=== Provided records ===

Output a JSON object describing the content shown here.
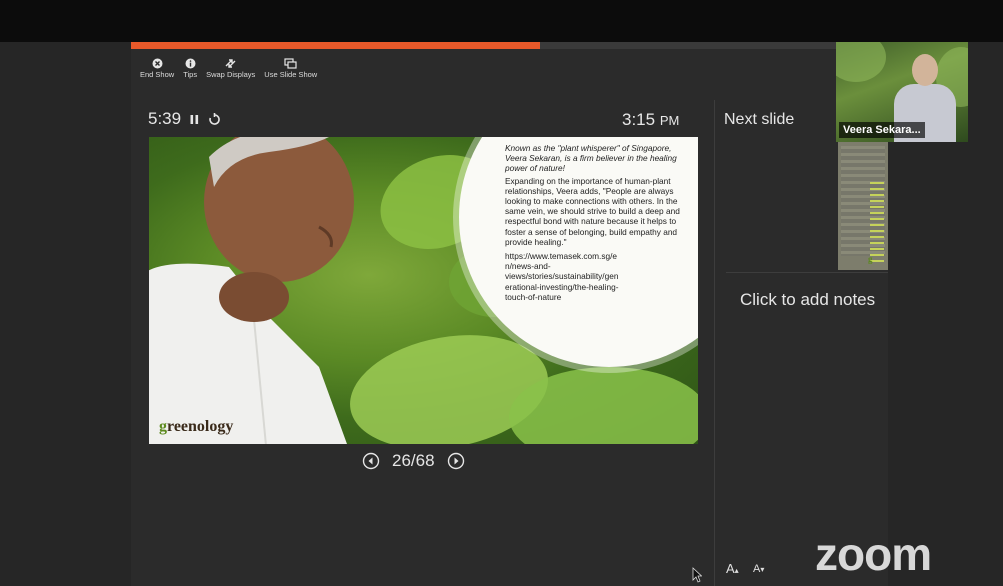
{
  "progress": {
    "fraction": 0.58,
    "accent": "#e8592a"
  },
  "toolbar": {
    "items": [
      {
        "label": "End Show",
        "icon": "close-circle-icon"
      },
      {
        "label": "Tips",
        "icon": "info-circle-icon"
      },
      {
        "label": "Swap Displays",
        "icon": "swap-arrows-icon"
      },
      {
        "label": "Use Slide Show",
        "icon": "slide-show-icon"
      }
    ]
  },
  "timer": {
    "elapsed": "5:39"
  },
  "clock": {
    "time": "3:15",
    "ampm": "PM"
  },
  "slide": {
    "intro": "Known as the \"plant whisperer\" of Singapore, Veera Sekaran, is a firm believer in the healing power of nature!",
    "body": "Expanding on the importance of human-plant relationships, Veera adds, \"People are always looking to make connections with others. In the same vein, we should strive to build a deep and respectful bond with nature because it helps to foster a sense of belonging, build empathy and provide healing.\"",
    "url_lines": [
      "https://www.temasek.com.sg/e",
      "n/news-and-",
      "views/stories/sustainability/gen",
      "erational-investing/the-healing-",
      "touch-of-nature"
    ],
    "logo_g": "g",
    "logo_rest": "reenology"
  },
  "pager": {
    "text": "26/68"
  },
  "next_slide": {
    "label": "Next slide"
  },
  "notes": {
    "placeholder": "Click to add notes"
  },
  "font_controls": {
    "increase": "A",
    "decrease": "A"
  },
  "video": {
    "name": "Veera Sekara..."
  },
  "branding": {
    "zoom": "zoom"
  }
}
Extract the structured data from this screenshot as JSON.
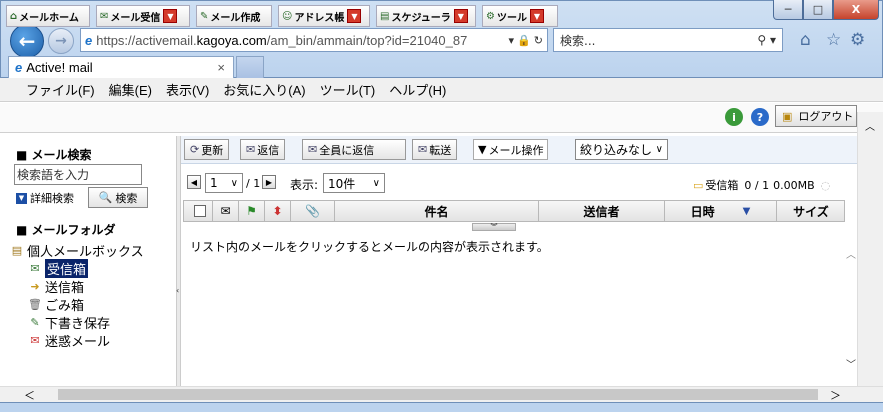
{
  "browser": {
    "url_prefix": "https://activemail.",
    "url_domain": "kagoya.com",
    "url_suffix": "/am_bin/ammain/top?id=21040_87",
    "search_placeholder": "検索...",
    "tab_title": "Active! mail",
    "tab_close": "×",
    "window_buttons": [
      "─",
      "□",
      "X"
    ]
  },
  "menu": [
    "ファイル(F)",
    "編集(E)",
    "表示(V)",
    "お気に入り(A)",
    "ツール(T)",
    "ヘルプ(H)"
  ],
  "app_tabs": [
    {
      "label": "メールホーム",
      "icon": "home-icon"
    },
    {
      "label": "メール受信",
      "icon": "inbox-icon"
    },
    {
      "label": "メール作成",
      "icon": "compose-icon"
    },
    {
      "label": "アドレス帳",
      "icon": "addressbook-icon"
    },
    {
      "label": "スケジューラ",
      "icon": "calendar-icon"
    },
    {
      "label": "ツール",
      "icon": "gear-icon"
    }
  ],
  "logout_label": "ログアウト",
  "sidebar": {
    "search_header": "メール検索",
    "search_placeholder": "検索語を入力",
    "advanced_label": "詳細検索",
    "search_button": "検索",
    "folder_header": "メールフォルダ",
    "mailbox": "個人メールボックス",
    "folders": [
      "受信箱",
      "送信箱",
      "ごみ箱",
      "下書き保存",
      "迷惑メール"
    ]
  },
  "toolbar": {
    "refresh": "更新",
    "reply": "返信",
    "reply_all": "全員に返信",
    "forward": "転送",
    "mail_ops": "メール操作",
    "filter": "絞り込みなし"
  },
  "pager": {
    "page": "1",
    "total": "/ 1",
    "display_label": "表示:",
    "per_page": "10件",
    "folder": "受信箱",
    "count": "0 / 1",
    "size": "0.00MB"
  },
  "columns": {
    "subject": "件名",
    "sender": "送信者",
    "date": "日時",
    "size": "サイズ"
  },
  "list_message": "リスト内のメールをクリックするとメールの内容が表示されます。"
}
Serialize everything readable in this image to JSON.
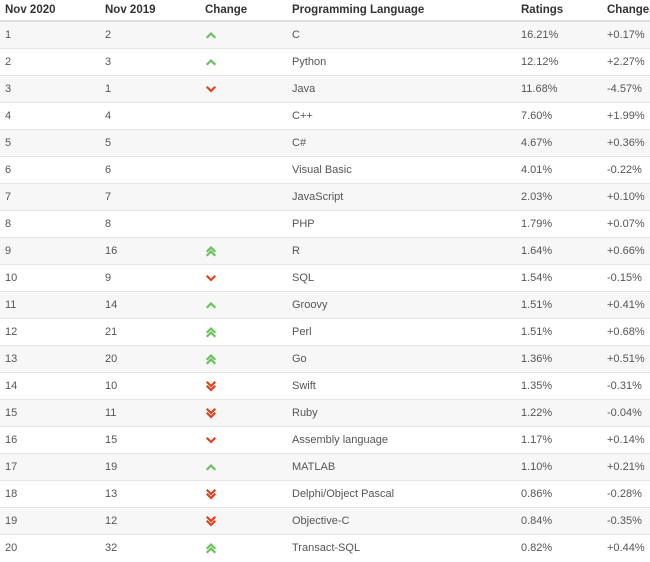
{
  "colors": {
    "up": "#6bbf5f",
    "down": "#e0421e"
  },
  "headers": [
    "Nov 2020",
    "Nov 2019",
    "Change",
    "Programming Language",
    "Ratings",
    "Change"
  ],
  "rows": [
    {
      "rank_2020": "1",
      "rank_2019": "2",
      "trend": "up",
      "language": "C",
      "rating": "16.21%",
      "change": "+0.17%"
    },
    {
      "rank_2020": "2",
      "rank_2019": "3",
      "trend": "up",
      "language": "Python",
      "rating": "12.12%",
      "change": "+2.27%"
    },
    {
      "rank_2020": "3",
      "rank_2019": "1",
      "trend": "down",
      "language": "Java",
      "rating": "11.68%",
      "change": "-4.57%"
    },
    {
      "rank_2020": "4",
      "rank_2019": "4",
      "trend": "none",
      "language": "C++",
      "rating": "7.60%",
      "change": "+1.99%"
    },
    {
      "rank_2020": "5",
      "rank_2019": "5",
      "trend": "none",
      "language": "C#",
      "rating": "4.67%",
      "change": "+0.36%"
    },
    {
      "rank_2020": "6",
      "rank_2019": "6",
      "trend": "none",
      "language": "Visual Basic",
      "rating": "4.01%",
      "change": "-0.22%"
    },
    {
      "rank_2020": "7",
      "rank_2019": "7",
      "trend": "none",
      "language": "JavaScript",
      "rating": "2.03%",
      "change": "+0.10%"
    },
    {
      "rank_2020": "8",
      "rank_2019": "8",
      "trend": "none",
      "language": "PHP",
      "rating": "1.79%",
      "change": "+0.07%"
    },
    {
      "rank_2020": "9",
      "rank_2019": "16",
      "trend": "up2",
      "language": "R",
      "rating": "1.64%",
      "change": "+0.66%"
    },
    {
      "rank_2020": "10",
      "rank_2019": "9",
      "trend": "down",
      "language": "SQL",
      "rating": "1.54%",
      "change": "-0.15%"
    },
    {
      "rank_2020": "11",
      "rank_2019": "14",
      "trend": "up",
      "language": "Groovy",
      "rating": "1.51%",
      "change": "+0.41%"
    },
    {
      "rank_2020": "12",
      "rank_2019": "21",
      "trend": "up2",
      "language": "Perl",
      "rating": "1.51%",
      "change": "+0.68%"
    },
    {
      "rank_2020": "13",
      "rank_2019": "20",
      "trend": "up2",
      "language": "Go",
      "rating": "1.36%",
      "change": "+0.51%"
    },
    {
      "rank_2020": "14",
      "rank_2019": "10",
      "trend": "down2",
      "language": "Swift",
      "rating": "1.35%",
      "change": "-0.31%"
    },
    {
      "rank_2020": "15",
      "rank_2019": "11",
      "trend": "down2",
      "language": "Ruby",
      "rating": "1.22%",
      "change": "-0.04%"
    },
    {
      "rank_2020": "16",
      "rank_2019": "15",
      "trend": "down",
      "language": "Assembly language",
      "rating": "1.17%",
      "change": "+0.14%"
    },
    {
      "rank_2020": "17",
      "rank_2019": "19",
      "trend": "up",
      "language": "MATLAB",
      "rating": "1.10%",
      "change": "+0.21%"
    },
    {
      "rank_2020": "18",
      "rank_2019": "13",
      "trend": "down2",
      "language": "Delphi/Object Pascal",
      "rating": "0.86%",
      "change": "-0.28%"
    },
    {
      "rank_2020": "19",
      "rank_2019": "12",
      "trend": "down2",
      "language": "Objective-C",
      "rating": "0.84%",
      "change": "-0.35%"
    },
    {
      "rank_2020": "20",
      "rank_2019": "32",
      "trend": "up2",
      "language": "Transact-SQL",
      "rating": "0.82%",
      "change": "+0.44%"
    }
  ]
}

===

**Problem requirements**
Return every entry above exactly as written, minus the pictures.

**Output for this task**
Output a JSON object describing the content shown here.
{
  "progress": {
    "fraction": 0.58,
    "accent": "#e8592a"
  },
  "toolbar": {
    "items": [
      {
        "label": "End Show",
        "icon": "close-circle-icon"
      },
      {
        "label": "Tips",
        "icon": "info-circle-icon"
      },
      {
        "label": "Swap Displays",
        "icon": "swap-arrows-icon"
      },
      {
        "label": "Use Slide Show",
        "icon": "slide-show-icon"
      }
    ]
  },
  "timer": {
    "elapsed": "5:39"
  },
  "clock": {
    "time": "3:15",
    "ampm": "PM"
  },
  "slide": {
    "intro": "Known as the \"plant whisperer\" of Singapore, Veera Sekaran, is a firm believer in the healing power of nature!",
    "body": "Expanding on the importance of human-plant relationships, Veera adds, \"People are always looking to make connections with others. In the same vein, we should strive to build a deep and respectful bond with nature because it helps to foster a sense of belonging, build empathy and provide healing.\"",
    "url_lines": [
      "https://www.temasek.com.sg/e",
      "n/news-and-",
      "views/stories/sustainability/gen",
      "erational-investing/the-healing-",
      "touch-of-nature"
    ],
    "logo_g": "g",
    "logo_rest": "reenology"
  },
  "pager": {
    "text": "26/68"
  },
  "next_slide": {
    "label": "Next slide"
  },
  "notes": {
    "placeholder": "Click to add notes"
  },
  "font_controls": {
    "increase": "A",
    "decrease": "A"
  },
  "video": {
    "name": "Veera Sekara..."
  },
  "branding": {
    "zoom": "zoom"
  }
}
Extract the structured data from this screenshot as JSON.
{
  "browser": {
    "url_prefix": "https://activemail.",
    "url_domain": "kagoya.com",
    "url_suffix": "/am_bin/ammain/top?id=21040_87",
    "search_placeholder": "検索...",
    "tab_title": "Active! mail",
    "tab_close": "×",
    "window_buttons": [
      "─",
      "□",
      "X"
    ]
  },
  "menu": [
    "ファイル(F)",
    "編集(E)",
    "表示(V)",
    "お気に入り(A)",
    "ツール(T)",
    "ヘルプ(H)"
  ],
  "app_tabs": [
    {
      "label": "メールホーム",
      "icon": "home-icon"
    },
    {
      "label": "メール受信",
      "icon": "inbox-icon"
    },
    {
      "label": "メール作成",
      "icon": "compose-icon"
    },
    {
      "label": "アドレス帳",
      "icon": "addressbook-icon"
    },
    {
      "label": "スケジューラ",
      "icon": "calendar-icon"
    },
    {
      "label": "ツール",
      "icon": "gear-icon"
    }
  ],
  "logout_label": "ログアウト",
  "sidebar": {
    "search_header": "メール検索",
    "search_placeholder": "検索語を入力",
    "advanced_label": "詳細検索",
    "search_button": "検索",
    "folder_header": "メールフォルダ",
    "mailbox": "個人メールボックス",
    "folders": [
      "受信箱",
      "送信箱",
      "ごみ箱",
      "下書き保存",
      "迷惑メール"
    ]
  },
  "toolbar": {
    "refresh": "更新",
    "reply": "返信",
    "reply_all": "全員に返信",
    "forward": "転送",
    "mail_ops": "メール操作",
    "filter": "絞り込みなし"
  },
  "pager": {
    "page": "1",
    "total": "/ 1",
    "display_label": "表示:",
    "per_page": "10件",
    "folder": "受信箱",
    "count": "0 / 1",
    "size": "0.00MB"
  },
  "columns": {
    "subject": "件名",
    "sender": "送信者",
    "date": "日時",
    "size": "サイズ"
  },
  "list_message": "リスト内のメールをクリックするとメールの内容が表示されます。"
}
Serialize everything readable in this image to JSON.
{
  "colors": {
    "up": "#6bbf5f",
    "down": "#e0421e"
  },
  "headers": [
    "Nov 2020",
    "Nov 2019",
    "Change",
    "Programming Language",
    "Ratings",
    "Change"
  ],
  "rows": [
    {
      "rank_2020": "1",
      "rank_2019": "2",
      "trend": "up",
      "language": "C",
      "rating": "16.21%",
      "change": "+0.17%"
    },
    {
      "rank_2020": "2",
      "rank_2019": "3",
      "trend": "up",
      "language": "Python",
      "rating": "12.12%",
      "change": "+2.27%"
    },
    {
      "rank_2020": "3",
      "rank_2019": "1",
      "trend": "down",
      "language": "Java",
      "rating": "11.68%",
      "change": "-4.57%"
    },
    {
      "rank_2020": "4",
      "rank_2019": "4",
      "trend": "none",
      "language": "C++",
      "rating": "7.60%",
      "change": "+1.99%"
    },
    {
      "rank_2020": "5",
      "rank_2019": "5",
      "trend": "none",
      "language": "C#",
      "rating": "4.67%",
      "change": "+0.36%"
    },
    {
      "rank_2020": "6",
      "rank_2019": "6",
      "trend": "none",
      "language": "Visual Basic",
      "rating": "4.01%",
      "change": "-0.22%"
    },
    {
      "rank_2020": "7",
      "rank_2019": "7",
      "trend": "none",
      "language": "JavaScript",
      "rating": "2.03%",
      "change": "+0.10%"
    },
    {
      "rank_2020": "8",
      "rank_2019": "8",
      "trend": "none",
      "language": "PHP",
      "rating": "1.79%",
      "change": "+0.07%"
    },
    {
      "rank_2020": "9",
      "rank_2019": "16",
      "trend": "up2",
      "language": "R",
      "rating": "1.64%",
      "change": "+0.66%"
    },
    {
      "rank_2020": "10",
      "rank_2019": "9",
      "trend": "down",
      "language": "SQL",
      "rating": "1.54%",
      "change": "-0.15%"
    },
    {
      "rank_2020": "11",
      "rank_2019": "14",
      "trend": "up",
      "language": "Groovy",
      "rating": "1.51%",
      "change": "+0.41%"
    },
    {
      "rank_2020": "12",
      "rank_2019": "21",
      "trend": "up2",
      "language": "Perl",
      "rating": "1.51%",
      "change": "+0.68%"
    },
    {
      "rank_2020": "13",
      "rank_2019": "20",
      "trend": "up2",
      "language": "Go",
      "rating": "1.36%",
      "change": "+0.51%"
    },
    {
      "rank_2020": "14",
      "rank_2019": "10",
      "trend": "down2",
      "language": "Swift",
      "rating": "1.35%",
      "change": "-0.31%"
    },
    {
      "rank_2020": "15",
      "rank_2019": "11",
      "trend": "down2",
      "language": "Ruby",
      "rating": "1.22%",
      "change": "-0.04%"
    },
    {
      "rank_2020": "16",
      "rank_2019": "15",
      "trend": "down",
      "language": "Assembly language",
      "rating": "1.17%",
      "change": "+0.14%"
    },
    {
      "rank_2020": "17",
      "rank_2019": "19",
      "trend": "up",
      "language": "MATLAB",
      "rating": "1.10%",
      "change": "+0.21%"
    },
    {
      "rank_2020": "18",
      "rank_2019": "13",
      "trend": "down2",
      "language": "Delphi/Object Pascal",
      "rating": "0.86%",
      "change": "-0.28%"
    },
    {
      "rank_2020": "19",
      "rank_2019": "12",
      "trend": "down2",
      "language": "Objective-C",
      "rating": "0.84%",
      "change": "-0.35%"
    },
    {
      "rank_2020": "20",
      "rank_2019": "32",
      "trend": "up2",
      "language": "Transact-SQL",
      "rating": "0.82%",
      "change": "+0.44%"
    }
  ]
}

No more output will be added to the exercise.